Scan the listing below. Report each line that includes "Configuration".

===== Data provided

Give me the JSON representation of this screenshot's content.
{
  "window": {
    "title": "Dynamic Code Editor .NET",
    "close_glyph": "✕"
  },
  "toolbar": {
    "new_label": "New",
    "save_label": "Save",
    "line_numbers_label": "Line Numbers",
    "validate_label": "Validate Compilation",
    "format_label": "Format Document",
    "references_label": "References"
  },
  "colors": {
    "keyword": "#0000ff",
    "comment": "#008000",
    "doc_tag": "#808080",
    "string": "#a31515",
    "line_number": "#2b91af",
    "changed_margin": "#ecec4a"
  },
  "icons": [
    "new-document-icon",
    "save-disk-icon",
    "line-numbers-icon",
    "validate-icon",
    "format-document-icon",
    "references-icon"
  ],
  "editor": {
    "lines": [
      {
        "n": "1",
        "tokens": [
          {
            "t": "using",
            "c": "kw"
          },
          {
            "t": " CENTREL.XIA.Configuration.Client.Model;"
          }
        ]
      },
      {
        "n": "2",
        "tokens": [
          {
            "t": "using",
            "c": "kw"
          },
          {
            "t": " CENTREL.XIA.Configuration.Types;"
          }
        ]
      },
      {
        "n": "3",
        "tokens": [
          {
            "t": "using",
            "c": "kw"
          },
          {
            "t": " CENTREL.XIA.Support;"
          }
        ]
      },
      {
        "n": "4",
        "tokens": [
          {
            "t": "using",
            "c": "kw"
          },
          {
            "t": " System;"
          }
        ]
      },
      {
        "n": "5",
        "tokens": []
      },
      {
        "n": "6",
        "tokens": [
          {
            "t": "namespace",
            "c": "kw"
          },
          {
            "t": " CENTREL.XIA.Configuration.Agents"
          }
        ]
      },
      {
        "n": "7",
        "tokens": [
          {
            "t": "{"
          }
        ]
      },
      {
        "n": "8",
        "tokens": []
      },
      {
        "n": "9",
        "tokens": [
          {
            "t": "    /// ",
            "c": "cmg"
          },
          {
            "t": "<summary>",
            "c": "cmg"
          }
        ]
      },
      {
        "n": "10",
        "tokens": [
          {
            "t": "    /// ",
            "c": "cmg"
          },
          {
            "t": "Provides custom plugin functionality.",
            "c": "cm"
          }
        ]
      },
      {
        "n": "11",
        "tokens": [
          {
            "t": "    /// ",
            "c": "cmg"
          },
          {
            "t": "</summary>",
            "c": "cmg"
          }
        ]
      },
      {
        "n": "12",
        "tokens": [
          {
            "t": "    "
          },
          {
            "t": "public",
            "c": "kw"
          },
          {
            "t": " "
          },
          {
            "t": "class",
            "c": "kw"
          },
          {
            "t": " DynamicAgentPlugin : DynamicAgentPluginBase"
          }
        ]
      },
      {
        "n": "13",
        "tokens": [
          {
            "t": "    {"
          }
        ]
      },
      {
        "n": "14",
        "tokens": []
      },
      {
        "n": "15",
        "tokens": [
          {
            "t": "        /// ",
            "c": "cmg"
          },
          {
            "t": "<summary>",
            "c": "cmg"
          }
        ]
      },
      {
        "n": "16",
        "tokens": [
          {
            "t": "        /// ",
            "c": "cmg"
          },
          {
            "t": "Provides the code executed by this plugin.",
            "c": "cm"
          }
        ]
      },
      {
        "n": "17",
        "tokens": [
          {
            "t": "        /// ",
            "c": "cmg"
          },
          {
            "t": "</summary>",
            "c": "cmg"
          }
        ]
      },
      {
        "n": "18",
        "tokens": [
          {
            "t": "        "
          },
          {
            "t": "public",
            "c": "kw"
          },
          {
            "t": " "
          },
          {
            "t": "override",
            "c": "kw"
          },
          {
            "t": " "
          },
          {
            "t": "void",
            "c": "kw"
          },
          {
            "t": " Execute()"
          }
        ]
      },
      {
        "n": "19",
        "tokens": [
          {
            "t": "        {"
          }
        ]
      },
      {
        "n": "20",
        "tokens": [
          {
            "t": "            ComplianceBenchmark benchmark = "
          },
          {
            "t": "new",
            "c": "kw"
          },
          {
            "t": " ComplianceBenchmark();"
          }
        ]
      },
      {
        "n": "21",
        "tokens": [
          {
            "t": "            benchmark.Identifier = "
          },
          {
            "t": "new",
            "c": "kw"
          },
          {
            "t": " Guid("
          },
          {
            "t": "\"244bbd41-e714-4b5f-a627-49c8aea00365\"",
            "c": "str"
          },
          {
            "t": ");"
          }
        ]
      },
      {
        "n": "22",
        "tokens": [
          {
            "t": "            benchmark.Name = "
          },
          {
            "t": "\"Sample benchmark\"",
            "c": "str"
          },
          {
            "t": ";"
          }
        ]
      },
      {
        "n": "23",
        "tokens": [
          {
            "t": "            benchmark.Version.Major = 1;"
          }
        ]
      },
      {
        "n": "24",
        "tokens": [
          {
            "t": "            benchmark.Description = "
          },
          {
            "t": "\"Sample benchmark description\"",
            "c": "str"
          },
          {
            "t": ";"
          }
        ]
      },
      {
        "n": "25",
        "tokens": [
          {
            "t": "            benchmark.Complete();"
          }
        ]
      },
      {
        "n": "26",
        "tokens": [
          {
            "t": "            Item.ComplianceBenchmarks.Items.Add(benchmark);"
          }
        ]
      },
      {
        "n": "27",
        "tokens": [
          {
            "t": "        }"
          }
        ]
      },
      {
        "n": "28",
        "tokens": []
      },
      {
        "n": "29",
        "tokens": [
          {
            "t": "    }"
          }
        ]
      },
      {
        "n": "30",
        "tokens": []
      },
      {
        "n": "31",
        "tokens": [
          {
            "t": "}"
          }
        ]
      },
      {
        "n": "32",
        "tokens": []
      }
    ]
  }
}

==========

Exercise answer =>
            "t": " CENTREL.XIA.Configuration.Client.Model;"
            "t": " CENTREL.XIA.Configuration.Types;"
            "t": " CENTREL.XIA.Configuration.Agents"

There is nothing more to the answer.